As for where you do your prereqs, Iowa is fine.
Again, I'm not saying you cannot do what you plan. I'm just saying that currently your game plan sounds awfully half baked, and doing a lot of shadowing, volunteering and having a much stronger and clearer focus on the patient care aspects is going to be hugely important. Most people don't end up academics. And as a non-sci person who has yet to take the prereqs, carving out a very specific academia path might not be as advisable as a path more akin to simply doing well in the prereqs and MCAT in hopes of "getting into med school". You need to flesh a lot of stuff out and I think it starts by getting yourself into a hospital and seeing what doctors (who are not relatives, and who practice in the US) actually do on a daily basis, and deciding if that's what you really want to do (and why).

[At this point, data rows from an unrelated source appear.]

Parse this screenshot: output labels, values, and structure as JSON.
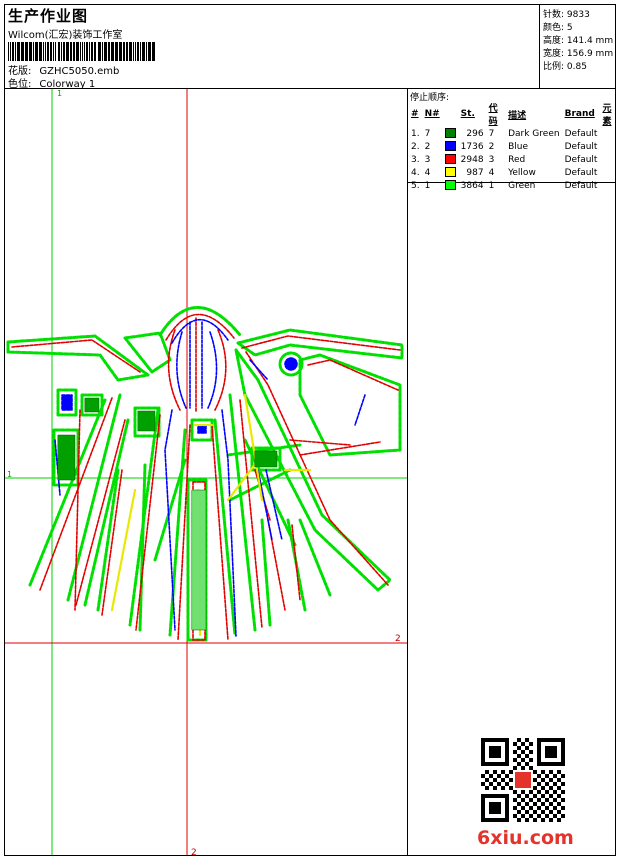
{
  "header": {
    "title": "生产作业图",
    "company": "Wilcom(汇宏)装饰工作室",
    "design_label": "花版:",
    "design_value": "GZHC5050.emb",
    "color_label": "色位:",
    "color_value": "Colorway 1"
  },
  "stats": [
    {
      "label": "针数",
      "value": "9833"
    },
    {
      "label": "颜色",
      "value": "5"
    },
    {
      "label": "高度",
      "value": "141.4 mm"
    },
    {
      "label": "宽度",
      "value": "156.9 mm"
    },
    {
      "label": "比例",
      "value": "0.85"
    }
  ],
  "stop_sequence": {
    "title": "停止顺序:",
    "headers": [
      "#",
      "N#",
      "St.",
      "代码",
      "描述",
      "Brand",
      "元素"
    ],
    "rows": [
      {
        "idx": "1.",
        "n": "7",
        "color": "#008000",
        "st": "296",
        "code": "7",
        "desc": "Dark Green",
        "brand": "Default"
      },
      {
        "idx": "2.",
        "n": "2",
        "color": "#0000ff",
        "st": "1736",
        "code": "2",
        "desc": "Blue",
        "brand": "Default"
      },
      {
        "idx": "3.",
        "n": "3",
        "color": "#ff0000",
        "st": "2948",
        "code": "3",
        "desc": "Red",
        "brand": "Default"
      },
      {
        "idx": "4.",
        "n": "4",
        "color": "#ffff00",
        "st": "987",
        "code": "4",
        "desc": "Yellow",
        "brand": "Default"
      },
      {
        "idx": "5.",
        "n": "1",
        "color": "#00ff00",
        "st": "3864",
        "code": "1",
        "desc": "Green",
        "brand": "Default"
      }
    ]
  },
  "guides": {
    "top": "1",
    "left": "1",
    "right": "2",
    "bottom": "2"
  },
  "watermark": "6xiu.com",
  "colors": {
    "green": "#00e000",
    "red": "#e00000",
    "blue": "#0000ff",
    "yellow": "#f0f000",
    "dark_green": "#009000"
  }
}
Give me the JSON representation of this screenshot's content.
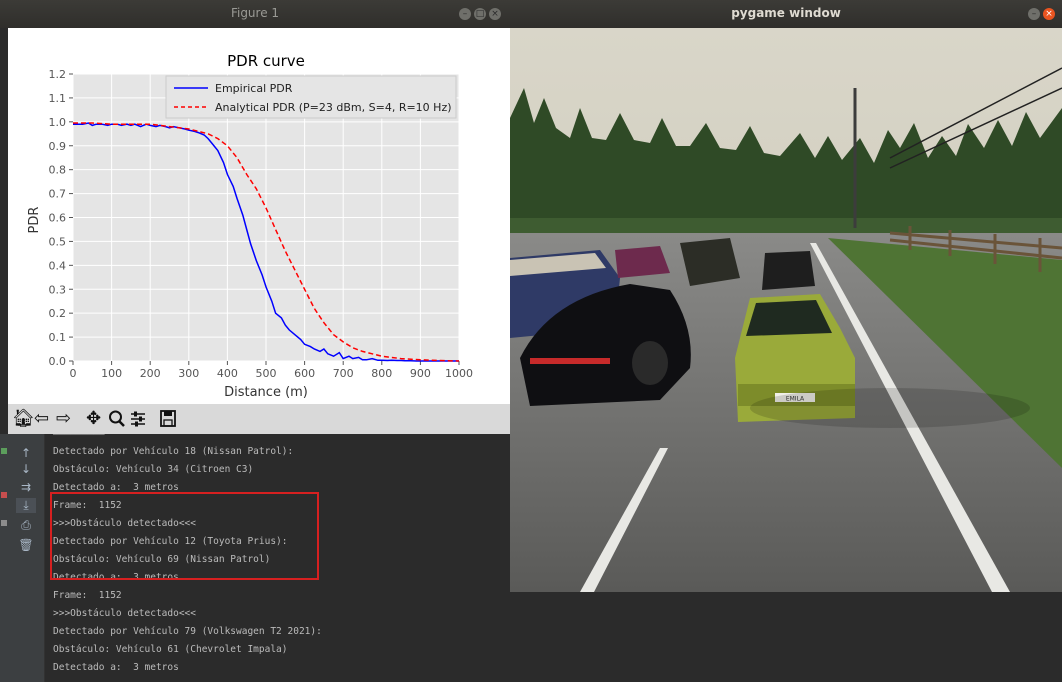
{
  "figure_window": {
    "title": "Figure 1",
    "toolbar_icons": [
      "home-icon",
      "back-arrow-icon",
      "forward-arrow-icon",
      "pan-icon",
      "zoom-icon",
      "configure-subplots-icon",
      "save-icon"
    ]
  },
  "pygame_window": {
    "title": "pygame window",
    "license_plate": "EMILA"
  },
  "chart_data": {
    "type": "line",
    "title": "PDR curve",
    "xlabel": "Distance (m)",
    "ylabel": "PDR",
    "xlim": [
      0,
      1000
    ],
    "ylim": [
      0,
      1.2
    ],
    "xticks": [
      "0",
      "100",
      "200",
      "300",
      "400",
      "500",
      "600",
      "700",
      "800",
      "900",
      "1000"
    ],
    "yticks": [
      "0.0",
      "0.1",
      "0.2",
      "0.3",
      "0.4",
      "0.5",
      "0.6",
      "0.7",
      "0.8",
      "0.9",
      "1.0",
      "1.1",
      "1.2"
    ],
    "grid": true,
    "legend_position": "top-right",
    "series": [
      {
        "name": "Empirical PDR",
        "color": "#0000ff",
        "style": "solid",
        "x": [
          0,
          25,
          40,
          50,
          60,
          75,
          90,
          100,
          115,
          125,
          140,
          150,
          160,
          175,
          190,
          200,
          215,
          225,
          240,
          250,
          260,
          275,
          290,
          300,
          315,
          325,
          340,
          350,
          360,
          375,
          390,
          400,
          415,
          425,
          440,
          450,
          460,
          475,
          490,
          500,
          515,
          525,
          540,
          550,
          560,
          575,
          590,
          600,
          615,
          625,
          640,
          650,
          660,
          675,
          690,
          700,
          715,
          725,
          740,
          750,
          760,
          775,
          790,
          800,
          815,
          825,
          840,
          850,
          860,
          875,
          890,
          900,
          925,
          950,
          975,
          1000
        ],
        "y": [
          0.99,
          0.99,
          0.995,
          0.985,
          0.99,
          0.99,
          0.985,
          0.99,
          0.99,
          0.985,
          0.99,
          0.985,
          0.99,
          0.98,
          0.99,
          0.985,
          0.98,
          0.985,
          0.98,
          0.975,
          0.98,
          0.975,
          0.97,
          0.965,
          0.96,
          0.955,
          0.945,
          0.93,
          0.91,
          0.88,
          0.83,
          0.78,
          0.73,
          0.68,
          0.61,
          0.55,
          0.49,
          0.42,
          0.36,
          0.31,
          0.25,
          0.2,
          0.18,
          0.15,
          0.13,
          0.11,
          0.09,
          0.07,
          0.06,
          0.05,
          0.04,
          0.05,
          0.03,
          0.02,
          0.035,
          0.01,
          0.02,
          0.01,
          0.015,
          0.005,
          0.005,
          0.01,
          0.003,
          0.003,
          0.002,
          0.003,
          0.002,
          0.002,
          0.001,
          0.001,
          0,
          0,
          0,
          0,
          0,
          0
        ]
      },
      {
        "name": "Analytical PDR (P=23 dBm, S=4, R=10 Hz)",
        "color": "#ff0000",
        "style": "dashed",
        "x": [
          0,
          50,
          100,
          150,
          200,
          250,
          300,
          350,
          375,
          400,
          425,
          450,
          475,
          500,
          525,
          550,
          575,
          600,
          625,
          650,
          675,
          700,
          725,
          750,
          775,
          800,
          850,
          900,
          950,
          1000
        ],
        "y": [
          0.995,
          0.995,
          0.99,
          0.99,
          0.99,
          0.98,
          0.97,
          0.95,
          0.93,
          0.9,
          0.85,
          0.78,
          0.72,
          0.64,
          0.55,
          0.46,
          0.38,
          0.3,
          0.22,
          0.16,
          0.11,
          0.08,
          0.055,
          0.04,
          0.03,
          0.02,
          0.01,
          0.005,
          0.002,
          0
        ]
      }
    ]
  },
  "console": {
    "lines": [
      {
        "text": "Detectado por Vehículo 18 (Nissan Patrol):"
      },
      {
        "text": "Obstáculo: Vehículo 34 (Citroen C3)"
      },
      {
        "text": "Detectado a:  3 metros"
      },
      {
        "text": "Frame:  1152"
      },
      {
        "text": ">>>Obstáculo detectado<<<"
      },
      {
        "text": "Detectado por Vehículo 12 (Toyota Prius):"
      },
      {
        "text": "Obstáculo: Vehículo 69 (Nissan Patrol)"
      },
      {
        "text": "Detectado a:  3 metros"
      },
      {
        "text": "Frame:  1152"
      },
      {
        "text": ">>>Obstáculo detectado<<<"
      },
      {
        "text": "Detectado por Vehículo 79 (Volkswagen T2 2021):"
      },
      {
        "text": "Obstáculo: Vehículo 61 (Chevrolet Impala)"
      },
      {
        "text": "Detectado a:  3 metros"
      }
    ],
    "gutter_icons": [
      "scroll-up-arrow-icon",
      "scroll-down-arrow-icon",
      "soft-wrap-icon",
      "scroll-to-end-icon",
      "print-icon",
      "trash-icon"
    ]
  }
}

Being from the midwest, but not from Iowa, I can assure you that UIowa is a well-regarded institution. Further, their medical school is highly regarded.
thank you to everyone for your helpful comments!
i am in the blue. this is just something i want to pursue, and i agree... i might be pulled in a different direction somewhere along the way... that would be okay with me. it's just nice to know the different factors that would become involved, where i to go through with the plan as stated.
the reason i'd like to pursue an md/phd vs. pure phd is that it would give me a more practical grounding. i don't want pure academia, but rather the balance that i perceive md/phd affords. i received this impression while staying in a research hospital (as a patient) for several months... yes, shadowing would be great.
niranjan162 - i took all honors/ap science in high school. if i just wanted money, i'd go into law school and avoid all this nasty hassle with prereqs (= debt) and such!
niranjan162, UNMorBUST - could you please delete my quoted post? i was planning to delete later for confidentiality reasons. i don't want my information to come up on a search. i've saved everyone's responses, so if the mods would like to delete this thread entirely, that would be okay, too. thanks.